  • heparan sulfate proteoglycans;
  • Sulf1;
  • Sulf2;
  • synaptic plasticity;
  • behaviour;
  • neurite outgrowth

Abstract

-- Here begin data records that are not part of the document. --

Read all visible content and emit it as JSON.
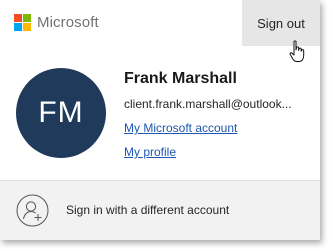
{
  "brand": {
    "name": "Microsoft",
    "logo_colors": [
      "#f25022",
      "#7fba00",
      "#00a4ef",
      "#ffb900"
    ]
  },
  "header": {
    "sign_out_label": "Sign out"
  },
  "account": {
    "initials": "FM",
    "avatar_color": "#1f3a5a",
    "name": "Frank Marshall",
    "email": "client.frank.marshall@outlook...",
    "links": {
      "account_label": "My Microsoft account",
      "profile_label": "My profile"
    }
  },
  "switch_account": {
    "label": "Sign in with a different account"
  },
  "colors": {
    "link": "#1f56b0",
    "sign_out_bg": "#e6e6e6",
    "footer_bg": "#f2f2f2"
  }
}
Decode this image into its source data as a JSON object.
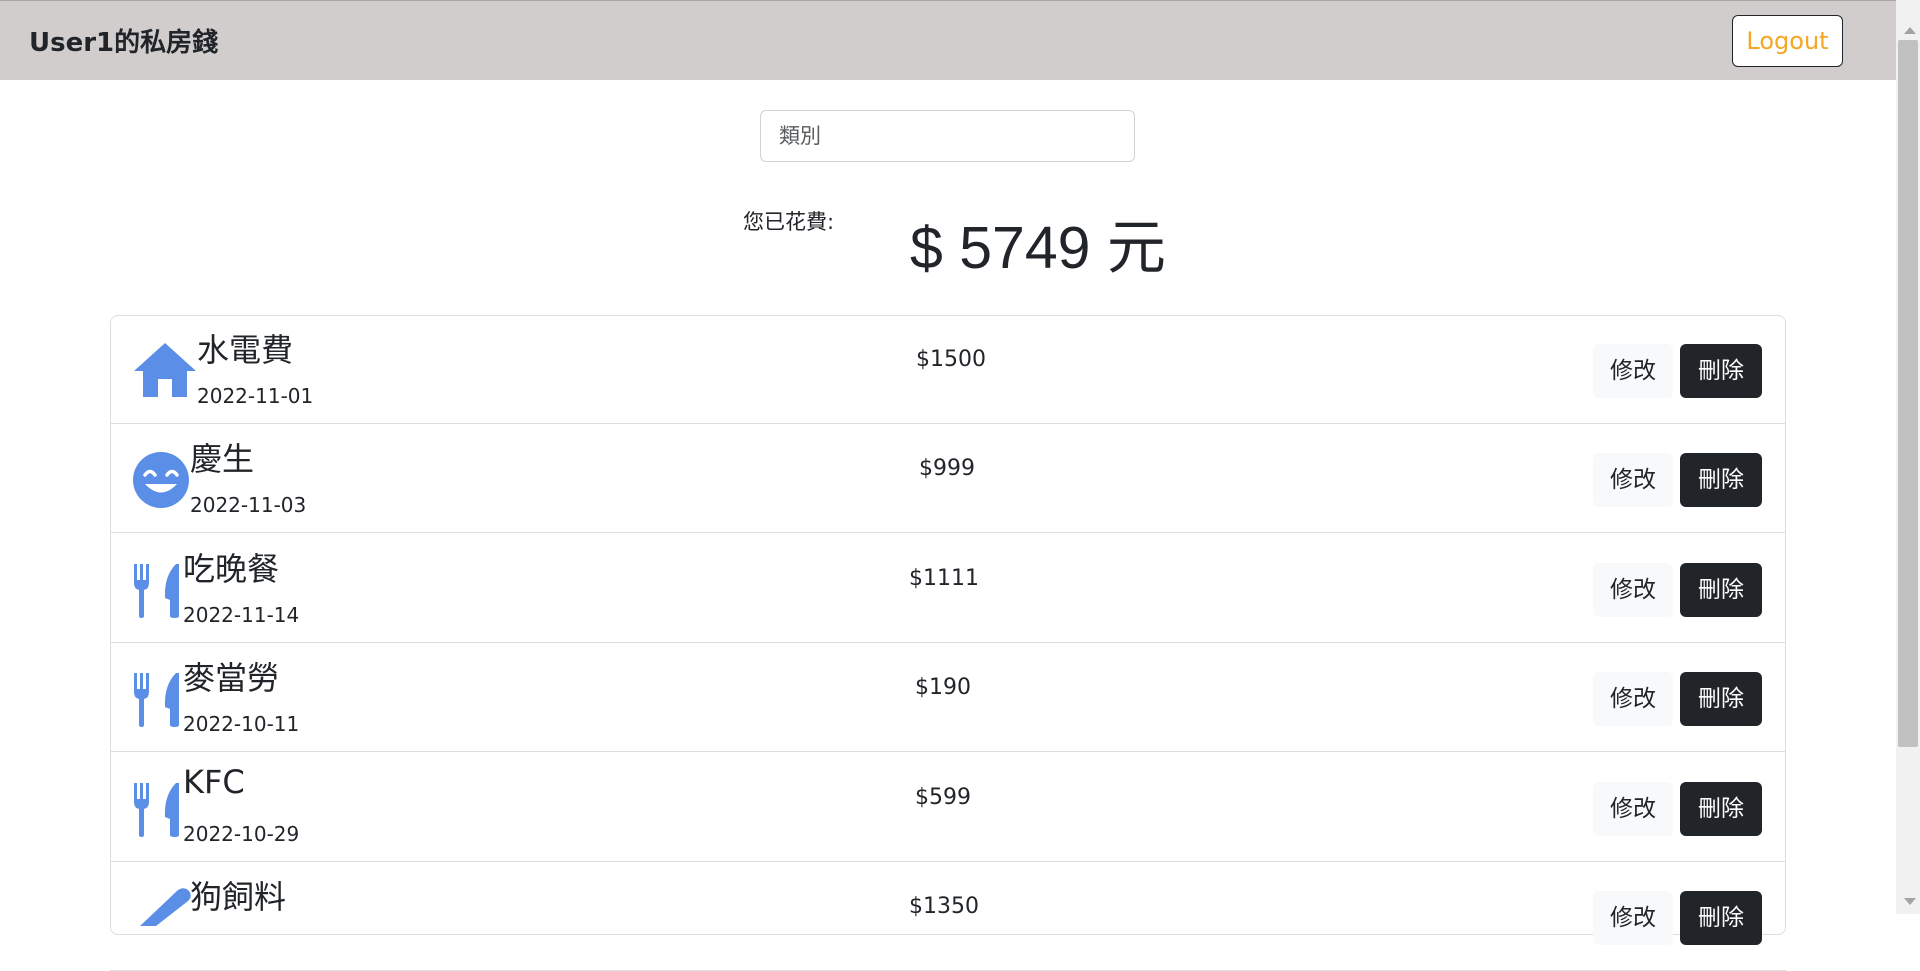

The extracellular sulfatases Sulf1 and Sulf2 remove specific 6-O-sulfate groups from heparan sulfate, thereby modulating numerous signalling pathways underlying development and homeostasis. In vitro data have suggested that the two enzymes show functional redundancy. To elucidate their in vivo functions and to further address the question of a putative redundancy, we have generated Sulf1- and Sulf2-deficient mice. Phenotypic analysis of these animals revealed higher embryonic lethality of Sulf2 knockout mice, which can be associated with neuroanatomical malformations during embryogenesis. Sulf1 seems not to be essential for developmental or postnatal viability, as mice deficient in this sulfatase show no overt phenotype. However, neurite outgrowth deficits were observed in hippocampal and cerebellar neurons of both mutant mouse lines, suggesting that not only Sulf2 but also Sulf1 function plays a role in the developing nervous system. Behavioural analysis revealed differential deficits with regard to cage activity and spatial learning for Sulf1- and Sulf2-deficient mouse lines. In addition, Sulf1-specific deficits were shown for synaptic plasticity in the CA1 region of the hippocampus, associated with a reduced spine density. These results reveal that Sulf1 and Sulf2 fulfil non-redundant functions in vivo in the development and maintenance of the murine nervous system.